Barbier captured the modern but rarified world of haute couture fashions, illustrating the chic hats and the changing silhouettes of the best French [fashion] houses, including Worth, Paquin and Poiret. His colourful, sophisticated tableaux commissioned by the elite fashion publications of his era show young, elegant Dianas skiing at St. Moritz or being twirled in arms of Tango dancers, but also indolent femmes fatales reclining on pillows while smoking in their Asian-inspired silk evening pyjamas.
La Paresse (idleness, indolence) is a stunning evocation of the studied indolence so inseparable from many dreams of glamorous Paris. Here we see perfectly what Albert Flament meant when he said of his friend George Barbier, “When our times are lost…some of his water-colours and drawings will be all that is necessary to resurrect the taste and spirit of the years in which we lived.”
And sometimes an introduction to Barbier adds to our appreciation of what we already know and admire. In my case, the Cartier panther. Philippa and I spent Christmas 2012 in Paris. On more than one evening we stopped to admire this view on the Champs-Elysées.

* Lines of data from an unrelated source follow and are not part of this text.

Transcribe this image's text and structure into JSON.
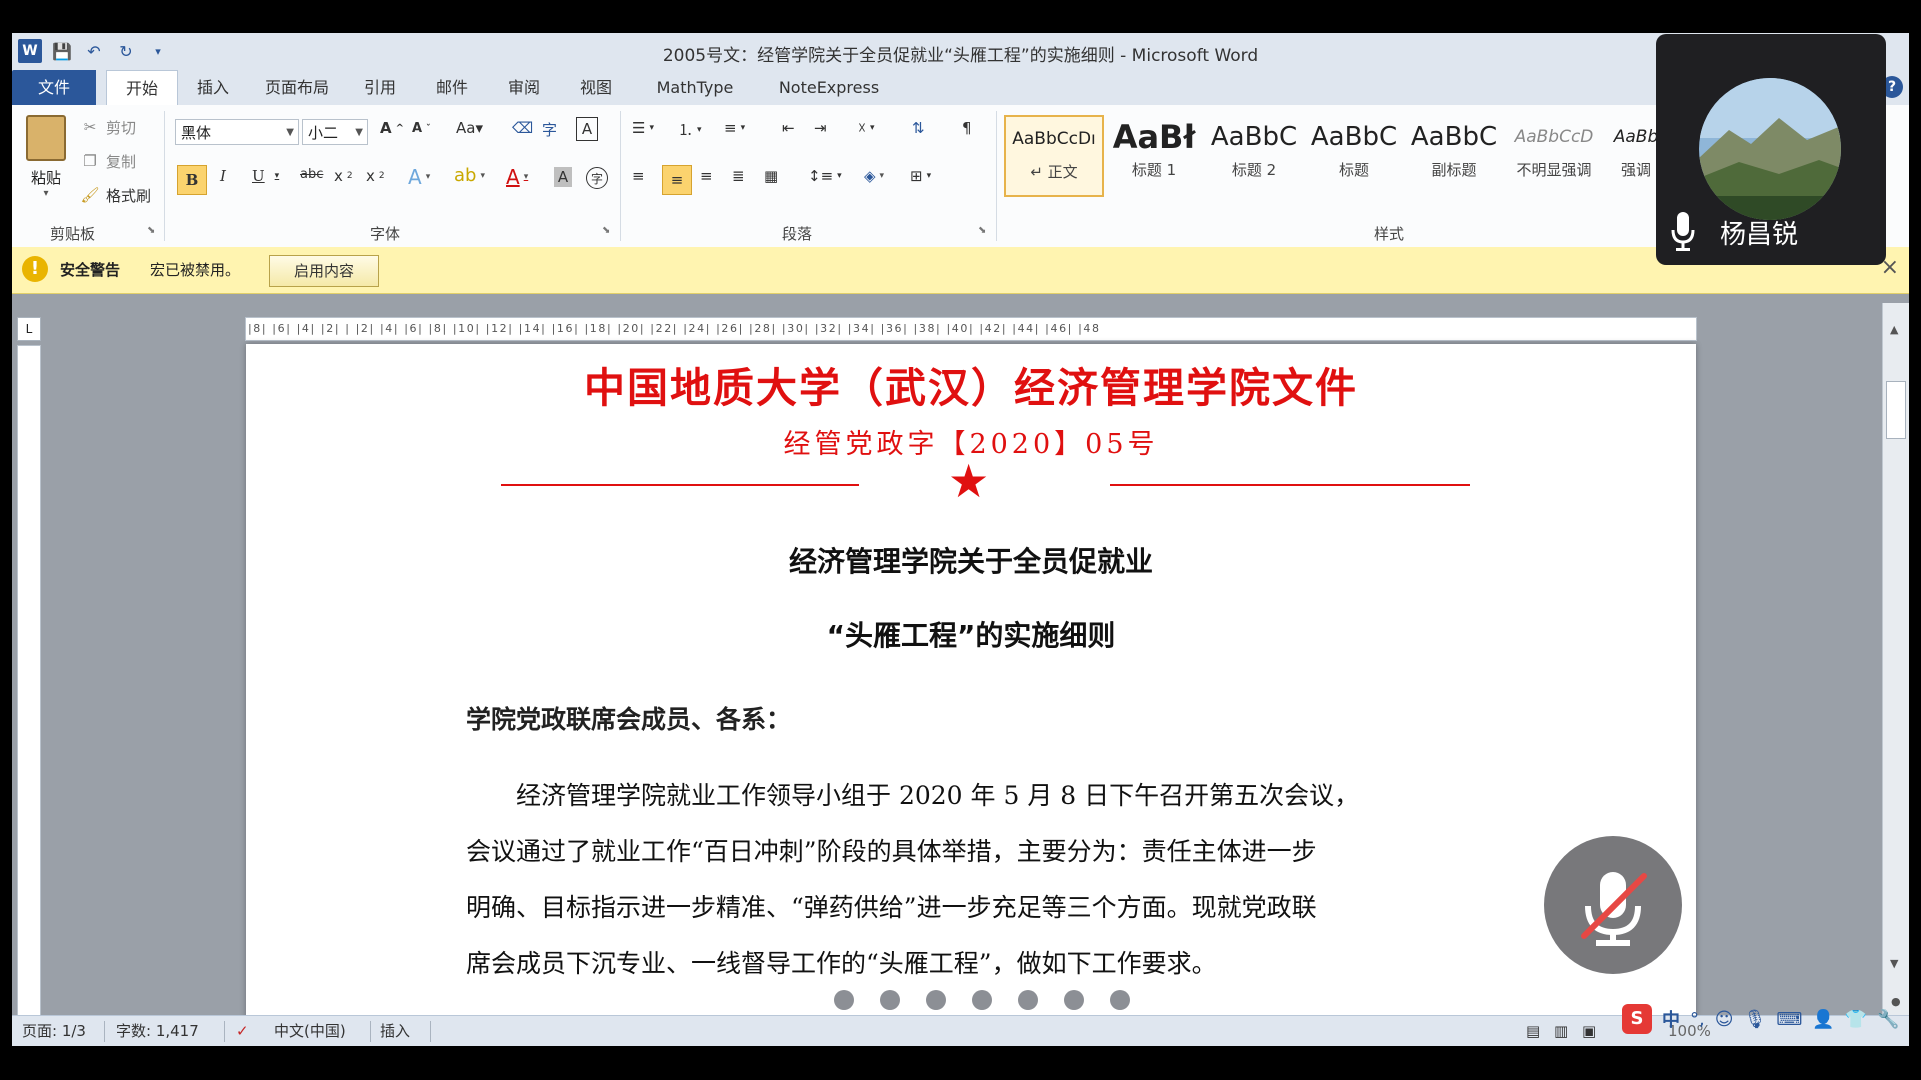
{
  "window": {
    "title": "2005号文：经管学院关于全员促就业“头雁工程”的实施细则 - Microsoft Word"
  },
  "tabs": [
    "文件",
    "开始",
    "插入",
    "页面布局",
    "引用",
    "邮件",
    "审阅",
    "视图",
    "MathType",
    "NoteExpress"
  ],
  "ribbon": {
    "clipboard": {
      "paste": "粘贴",
      "cut": "剪切",
      "copy": "复制",
      "format_painter": "格式刷",
      "label": "剪贴板"
    },
    "font": {
      "font_name": "黑体",
      "font_size": "小二",
      "label": "字体"
    },
    "paragraph": {
      "label": "段落"
    },
    "styles": {
      "label": "样式",
      "items": [
        {
          "sample": "AaBbCcDı",
          "name": "↵ 正文"
        },
        {
          "sample": "AaBł",
          "name": "标题 1"
        },
        {
          "sample": "AaBbC",
          "name": "标题 2"
        },
        {
          "sample": "AaBbC",
          "name": "标题"
        },
        {
          "sample": "AaBbC",
          "name": "副标题"
        },
        {
          "sample": "AaBbCcD",
          "name": "不明显强调"
        },
        {
          "sample": "AaBb",
          "name": "强调"
        }
      ]
    }
  },
  "security_bar": {
    "title": "安全警告",
    "message": "宏已被禁用。",
    "button": "启用内容",
    "close": "×"
  },
  "ruler": {
    "ticks": "|8| |6| |4| |2| |  |2| |4| |6| |8| |10| |12| |14| |16| |18| |20| |22| |24| |26| |28| |30| |32| |34| |36| |38| |40| |42| |44| |46| |48"
  },
  "document": {
    "header": "中国地质大学（武汉）经济管理学院文件",
    "doc_number": "经管党政字【2020】05号",
    "title_line1": "经济管理学院关于全员促就业",
    "title_line2": "“头雁工程”的实施细则",
    "salutation": "学院党政联席会成员、各系：",
    "para1_line1": "经济管理学院就业工作领导小组于 2020 年 5 月 8 日下午召开第五次会议，",
    "para1_line2": "会议通过了就业工作“百日冲刺”阶段的具体举措，主要分为：责任主体进一步",
    "para1_line3": "明确、目标指示进一步精准、“弹药供给”进一步充足等三个方面。现就党政联",
    "para1_line4": "席会成员下沉专业、一线督导工作的“头雁工程”，做如下工作要求。"
  },
  "status_bar": {
    "page": "页面: 1/3",
    "words": "字数: 1,417",
    "language": "中文(中国)",
    "mode": "插入",
    "zoom": "100%"
  },
  "meeting": {
    "participant_name": "杨昌锐"
  },
  "ime": {
    "mode": "中"
  },
  "colors": {
    "word_blue": "#2b579a",
    "doc_red": "#e01010",
    "warning_yellow": "#fff4b0"
  }
}
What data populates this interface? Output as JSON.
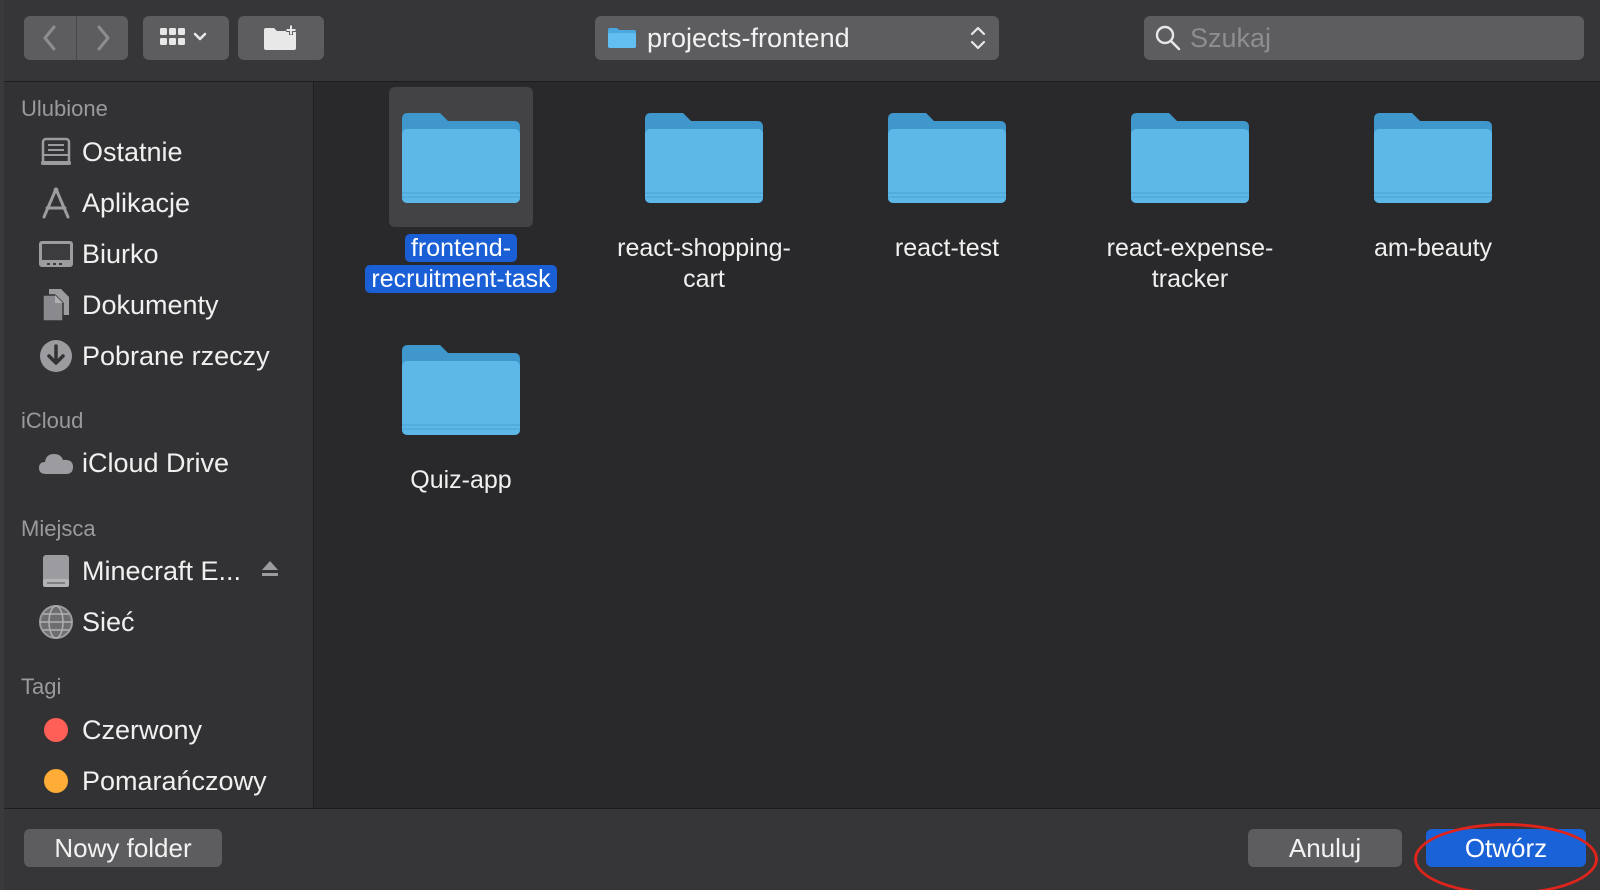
{
  "toolbar": {
    "path_label": "projects-frontend",
    "search_placeholder": "Szukaj",
    "icons": {
      "back": "chevron-left-icon",
      "forward": "chevron-right-icon",
      "view": "icon-grid-view-icon",
      "new_folder": "new-folder-icon",
      "path_arrows": "up-down-arrows-icon",
      "search": "search-icon"
    }
  },
  "sidebar": {
    "favorites_title": "Ulubione",
    "favorites": [
      {
        "label": "Ostatnie",
        "icon": "recents-icon"
      },
      {
        "label": "Aplikacje",
        "icon": "applications-icon"
      },
      {
        "label": "Biurko",
        "icon": "desktop-icon"
      },
      {
        "label": "Dokumenty",
        "icon": "documents-icon"
      },
      {
        "label": "Pobrane rzeczy",
        "icon": "downloads-icon"
      }
    ],
    "icloud_title": "iCloud",
    "icloud": [
      {
        "label": "iCloud Drive",
        "icon": "cloud-icon"
      }
    ],
    "places_title": "Miejsca",
    "places": [
      {
        "label": "Minecraft E...",
        "icon": "disk-icon"
      },
      {
        "label": "Sieć",
        "icon": "network-icon"
      }
    ],
    "tags_title": "Tagi",
    "tags": [
      {
        "label": "Czerwony",
        "color": "#ff5f57"
      },
      {
        "label": "Pomarańczowy",
        "color": "#ffad36"
      }
    ]
  },
  "files": [
    {
      "name": "frontend-recruitment-task",
      "line1": "frontend-",
      "line2": "recruitment-task",
      "selected": true
    },
    {
      "name": "react-shopping-cart",
      "line1": "react-shopping-",
      "line2": "cart",
      "selected": false
    },
    {
      "name": "react-test",
      "line1": "react-test",
      "line2": "",
      "selected": false
    },
    {
      "name": "react-expense-tracker",
      "line1": "react-expense-",
      "line2": "tracker",
      "selected": false
    },
    {
      "name": "am-beauty",
      "line1": "am-beauty",
      "line2": "",
      "selected": false
    },
    {
      "name": "Quiz-app",
      "line1": "Quiz-app",
      "line2": "",
      "selected": false
    }
  ],
  "bottom": {
    "new_folder_label": "Nowy folder",
    "cancel_label": "Anuluj",
    "open_label": "Otwórz"
  },
  "colors": {
    "folder": "#5db8e8",
    "selection": "#1a5fd6",
    "open_button": "#1a62d8",
    "annotation_ring": "#e0241b"
  }
}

Only later would I learn from Arthur Smith that Barbier created the “iconic piece…the design of the panther that remains emblematic of the House of Cartier to the present day. The image of a classical figure, attired in a Poiret dress, and accessorized by the presence of a black panther, was used on an invitation card designed by Barbier for L’exposition d’une collection unique de perles et de bijoux de decadence antique hosted at La Maison Cartier from 27 May to 6 June 1914. The illustration bore the caption La femme avec une panthère noire, which was reproduced in a 1920s French magazine advertisement for Cartier.”
Yet for all the glamour of the era, there was also a dark side.
The attractive evening dress is from Worth, generally regarded as the first French fashion house, paradoxically started by an Englishman. However, beauty notwithstanding, there is something sinister, or threatening in this image. One senses the need for caution, for this is the “Merciless beautiful lady.” Here is a woman of power, not to be treated lightly or incautiously. Undoubtedly inspired by the John Keats poem “La Belle Dame Sans Merci” we find there someone who “met a lady” and quite unexpectedly later found himself “Alone and palely loitering.” Too late—
I saw pale kings and princes too,
Pale warriors, death-pale were they all;
They cried—‘La Belle Dame sans Merci
Hath thee in thrall!’
Perhaps La Belle Dame sans Merci is the city of Paris itself; sometimes hard to please, but impossible to forget. Far away, one feels alone and palely loitering. Barbier captured and created a particular Paris, a Paris that haunts and holds many of us in her thrall.
Text by Norman Ball. Many thanks to Arthur Smith, Anne Dondertman, John Shoesmith, and all who brought Barbier back to life in this stunning exhibit and fine catalogue.
All Barbier images courtesy Thomas Fisher Rare Book Library, University of Toronto.
*All quotations from ‘Chevalier du Bracelet’: George Barbier and His Illustrated Works, Exhibition & Catalogue by Arthur M. Smith, Thomas Fisher Rare Book Library, University of Toronto, 30 September – 20 December 2013, Catalogue printed by Coach House Press. Foreword by Anne Dondertman, Introduction by Alison Matthews David. Available for $20 Canadian. Click here.
**For more on the pochoir technique, you can find an explanation and some examples on the website of the University of California library.